Long before Michael Jackson began his eyebrow-raising attack on Sony, a

coalition of influential artists initiated a more civilized crusade against

the record industry, and on Tuesday that battle raged on.

Representing the Recording Artists Coalition — which includes No Doubt,

Beck and others (see "Courtney Love, Don

Henley, LeAnn Rimes Testify On Artists' Rights") — and similar

action groups, several music attorneys and a few artists faced off against

major-label representatives in a hearing with the California Senate

Committee in Sacramento.

Montell Jordan, Sam Moore of legendary soul duo Sam & Dave, and attorney Don

Engel were among those who accused record companies of fraudulent accounting

practices, mainly underpaying artists royalties, according to wire reports.

Jordan testified that despite selling 2 million copies of his 1995 single

"This Is How We Do It," his label claims he stills owes them money.

Moore told the committee, organized by artist rights advocate Kevin Murray,

that late in his career he learned his retirement fund would be only $67 a

month because his record company never reported income to his pension fund.

Engel was harsher, likening the practices of the major labels to those of

Enron and WorldCom and estimating they underpay 10 to 40 percent on every


Murray, who authored the bill to repeal an amendment to the California labor

code that allows musicians to have longer contracts than any other workers

in the state (see "Beck, Deftones, Others

Rally For Bill That Could Change Recording Contracts"), told the

committee many contracts only require the record company pay an artist what

they are owed if they are found at fault in an audit.

Together, the artists and their representatives suggested the music industry

develop a standard set of accounting rules.

The labels, however, denied any unlawful activity and argued that contract

details are part of the negotiation process and therefore can not be the

same for all artists.

Steven Marks, senior vice president of business legal affairs for the

Recording Industry Association of America, which represents the labels,

explained the uniqueness of the music business by releasing an economic

analysis that showed fewer than 5 percent of signed artists produce a hit.

He claimed the industry loses an average of $6.3 million on every album that


"A glaring misimpression exists that record labels are high-profit, low-risk

companies uninterested in paying artists their fair share," Marks said,

according to Reuters. "That's simply not reality. It is no accident

that many of the higher-profile accounting and other financial disputes that

have arisen over the years have been resolved with new contracts, not a

parting of the ways."

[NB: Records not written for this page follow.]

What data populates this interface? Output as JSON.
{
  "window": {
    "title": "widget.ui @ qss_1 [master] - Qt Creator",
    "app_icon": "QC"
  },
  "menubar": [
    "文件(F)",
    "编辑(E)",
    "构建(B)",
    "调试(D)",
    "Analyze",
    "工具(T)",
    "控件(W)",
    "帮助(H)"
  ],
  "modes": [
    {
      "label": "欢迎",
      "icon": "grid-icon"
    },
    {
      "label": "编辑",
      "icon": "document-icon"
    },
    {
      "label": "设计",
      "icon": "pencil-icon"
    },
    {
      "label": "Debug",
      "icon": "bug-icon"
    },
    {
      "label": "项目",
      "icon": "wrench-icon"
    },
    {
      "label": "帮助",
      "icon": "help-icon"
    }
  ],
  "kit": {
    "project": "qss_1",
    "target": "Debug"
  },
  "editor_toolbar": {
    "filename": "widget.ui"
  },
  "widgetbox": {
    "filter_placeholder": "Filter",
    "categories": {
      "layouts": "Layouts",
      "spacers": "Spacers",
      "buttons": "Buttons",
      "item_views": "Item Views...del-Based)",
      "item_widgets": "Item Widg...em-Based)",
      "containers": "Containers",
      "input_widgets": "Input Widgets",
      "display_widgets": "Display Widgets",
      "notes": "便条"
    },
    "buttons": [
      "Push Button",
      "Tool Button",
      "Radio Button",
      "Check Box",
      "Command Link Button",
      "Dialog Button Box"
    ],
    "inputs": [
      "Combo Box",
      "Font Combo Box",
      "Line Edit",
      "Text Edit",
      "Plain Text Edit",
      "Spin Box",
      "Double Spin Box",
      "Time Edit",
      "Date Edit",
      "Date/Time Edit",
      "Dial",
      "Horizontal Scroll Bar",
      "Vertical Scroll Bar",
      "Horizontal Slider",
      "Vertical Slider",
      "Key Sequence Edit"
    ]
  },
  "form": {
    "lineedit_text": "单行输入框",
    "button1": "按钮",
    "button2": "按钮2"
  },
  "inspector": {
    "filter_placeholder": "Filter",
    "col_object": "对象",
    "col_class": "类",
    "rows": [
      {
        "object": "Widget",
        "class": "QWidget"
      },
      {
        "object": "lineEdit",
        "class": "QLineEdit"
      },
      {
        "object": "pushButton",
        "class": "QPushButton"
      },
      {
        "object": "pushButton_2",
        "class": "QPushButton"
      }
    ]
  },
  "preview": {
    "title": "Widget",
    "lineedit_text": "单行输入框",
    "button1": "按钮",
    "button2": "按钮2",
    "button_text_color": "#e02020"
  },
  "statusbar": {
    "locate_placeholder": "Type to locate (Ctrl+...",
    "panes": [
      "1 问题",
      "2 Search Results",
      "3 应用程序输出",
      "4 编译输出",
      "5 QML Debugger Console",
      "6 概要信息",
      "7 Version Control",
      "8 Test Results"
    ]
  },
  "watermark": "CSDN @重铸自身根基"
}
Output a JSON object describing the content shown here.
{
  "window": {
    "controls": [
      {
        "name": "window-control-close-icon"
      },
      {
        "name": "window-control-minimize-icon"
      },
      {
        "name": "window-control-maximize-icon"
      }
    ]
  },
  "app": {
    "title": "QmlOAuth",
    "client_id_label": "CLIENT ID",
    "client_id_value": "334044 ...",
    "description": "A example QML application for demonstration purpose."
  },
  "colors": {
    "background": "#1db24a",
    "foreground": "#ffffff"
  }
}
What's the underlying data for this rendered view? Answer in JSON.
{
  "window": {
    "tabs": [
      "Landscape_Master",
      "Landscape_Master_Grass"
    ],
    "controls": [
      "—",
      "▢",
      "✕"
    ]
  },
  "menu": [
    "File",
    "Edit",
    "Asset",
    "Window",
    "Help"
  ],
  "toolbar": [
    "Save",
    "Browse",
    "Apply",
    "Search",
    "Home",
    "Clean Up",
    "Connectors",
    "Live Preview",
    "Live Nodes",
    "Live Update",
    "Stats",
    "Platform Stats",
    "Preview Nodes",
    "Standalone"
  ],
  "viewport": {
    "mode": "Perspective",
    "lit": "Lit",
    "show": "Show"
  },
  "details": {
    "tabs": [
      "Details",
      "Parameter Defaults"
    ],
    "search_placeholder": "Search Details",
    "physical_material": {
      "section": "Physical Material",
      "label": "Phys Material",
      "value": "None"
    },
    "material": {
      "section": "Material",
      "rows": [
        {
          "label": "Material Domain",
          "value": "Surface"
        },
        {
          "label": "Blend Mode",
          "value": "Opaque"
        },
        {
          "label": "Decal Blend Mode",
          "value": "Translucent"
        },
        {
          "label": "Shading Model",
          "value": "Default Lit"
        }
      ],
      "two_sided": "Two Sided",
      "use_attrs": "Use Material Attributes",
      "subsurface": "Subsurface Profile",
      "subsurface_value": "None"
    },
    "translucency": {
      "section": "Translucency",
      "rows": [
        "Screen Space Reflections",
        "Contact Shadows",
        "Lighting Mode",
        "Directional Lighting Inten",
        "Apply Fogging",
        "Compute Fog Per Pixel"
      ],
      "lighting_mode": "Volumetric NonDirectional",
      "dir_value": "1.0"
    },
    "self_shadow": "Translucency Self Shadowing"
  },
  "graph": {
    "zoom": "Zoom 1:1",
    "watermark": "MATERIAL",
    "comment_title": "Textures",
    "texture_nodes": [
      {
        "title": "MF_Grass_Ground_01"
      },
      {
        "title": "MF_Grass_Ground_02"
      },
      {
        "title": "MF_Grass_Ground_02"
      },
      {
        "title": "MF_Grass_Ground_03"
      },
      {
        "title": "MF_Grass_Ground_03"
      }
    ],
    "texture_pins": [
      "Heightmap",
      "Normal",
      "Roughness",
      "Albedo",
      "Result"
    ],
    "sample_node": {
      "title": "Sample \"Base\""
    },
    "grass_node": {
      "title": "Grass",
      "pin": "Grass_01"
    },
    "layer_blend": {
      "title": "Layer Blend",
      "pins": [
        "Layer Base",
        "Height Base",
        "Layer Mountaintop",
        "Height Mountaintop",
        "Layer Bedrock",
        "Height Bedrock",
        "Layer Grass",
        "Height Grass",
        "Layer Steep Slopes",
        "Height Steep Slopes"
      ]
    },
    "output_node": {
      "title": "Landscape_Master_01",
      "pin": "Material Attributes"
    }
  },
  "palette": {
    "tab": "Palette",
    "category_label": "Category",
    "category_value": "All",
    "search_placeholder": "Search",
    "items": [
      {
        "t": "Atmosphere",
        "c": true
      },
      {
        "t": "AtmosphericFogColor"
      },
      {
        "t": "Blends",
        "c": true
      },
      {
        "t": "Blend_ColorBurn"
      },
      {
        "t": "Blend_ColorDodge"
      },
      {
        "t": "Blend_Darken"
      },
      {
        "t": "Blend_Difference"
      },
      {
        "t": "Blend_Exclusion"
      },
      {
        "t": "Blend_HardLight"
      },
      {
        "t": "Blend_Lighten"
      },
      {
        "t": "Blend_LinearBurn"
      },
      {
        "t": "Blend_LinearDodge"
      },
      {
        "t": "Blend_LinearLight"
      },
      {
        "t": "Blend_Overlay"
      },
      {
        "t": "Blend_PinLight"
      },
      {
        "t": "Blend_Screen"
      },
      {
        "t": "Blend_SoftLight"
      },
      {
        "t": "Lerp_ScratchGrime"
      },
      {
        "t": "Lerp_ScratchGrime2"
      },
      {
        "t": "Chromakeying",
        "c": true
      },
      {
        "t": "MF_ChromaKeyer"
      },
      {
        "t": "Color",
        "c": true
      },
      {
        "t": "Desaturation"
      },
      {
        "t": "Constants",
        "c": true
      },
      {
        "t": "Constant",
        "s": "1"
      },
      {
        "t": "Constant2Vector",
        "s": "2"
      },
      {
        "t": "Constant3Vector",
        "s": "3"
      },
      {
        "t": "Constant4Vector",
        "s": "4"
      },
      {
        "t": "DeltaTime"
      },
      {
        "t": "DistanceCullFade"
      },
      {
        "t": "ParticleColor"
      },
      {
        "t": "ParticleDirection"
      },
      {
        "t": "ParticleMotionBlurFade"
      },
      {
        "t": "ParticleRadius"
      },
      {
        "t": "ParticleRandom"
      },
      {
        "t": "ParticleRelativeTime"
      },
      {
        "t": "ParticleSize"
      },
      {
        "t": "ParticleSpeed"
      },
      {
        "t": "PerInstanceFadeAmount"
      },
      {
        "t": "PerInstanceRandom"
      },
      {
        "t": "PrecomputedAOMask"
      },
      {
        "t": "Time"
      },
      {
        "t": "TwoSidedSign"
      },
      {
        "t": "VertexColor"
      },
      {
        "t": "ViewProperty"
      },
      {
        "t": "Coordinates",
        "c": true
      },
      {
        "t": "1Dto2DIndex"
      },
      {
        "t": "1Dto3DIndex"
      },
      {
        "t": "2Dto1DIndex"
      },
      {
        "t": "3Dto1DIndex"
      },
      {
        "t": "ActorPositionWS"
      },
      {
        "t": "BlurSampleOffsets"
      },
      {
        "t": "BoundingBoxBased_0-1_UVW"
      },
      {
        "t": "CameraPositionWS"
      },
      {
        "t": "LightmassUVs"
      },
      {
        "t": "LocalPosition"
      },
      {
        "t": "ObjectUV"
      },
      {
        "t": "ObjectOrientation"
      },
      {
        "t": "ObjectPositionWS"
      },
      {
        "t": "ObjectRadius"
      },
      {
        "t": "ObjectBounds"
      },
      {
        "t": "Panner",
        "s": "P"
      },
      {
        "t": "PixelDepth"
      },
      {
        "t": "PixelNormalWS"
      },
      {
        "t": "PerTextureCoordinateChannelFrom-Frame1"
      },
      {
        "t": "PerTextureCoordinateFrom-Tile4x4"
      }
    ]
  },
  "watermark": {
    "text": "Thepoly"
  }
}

The RIAA also unveiled on Tuesday a study recently completed by Michigan

State University professor Steven Wildman that shows record contracts

reflect terms agreed to by all parties. Of the 500 contracts between 1994

and 2000 studied, lawyers represented artists in their negotiations in all

but one of the cases.

The study also showed that deals renegotiated after hit albums tended to be

more financially rewarding to artists.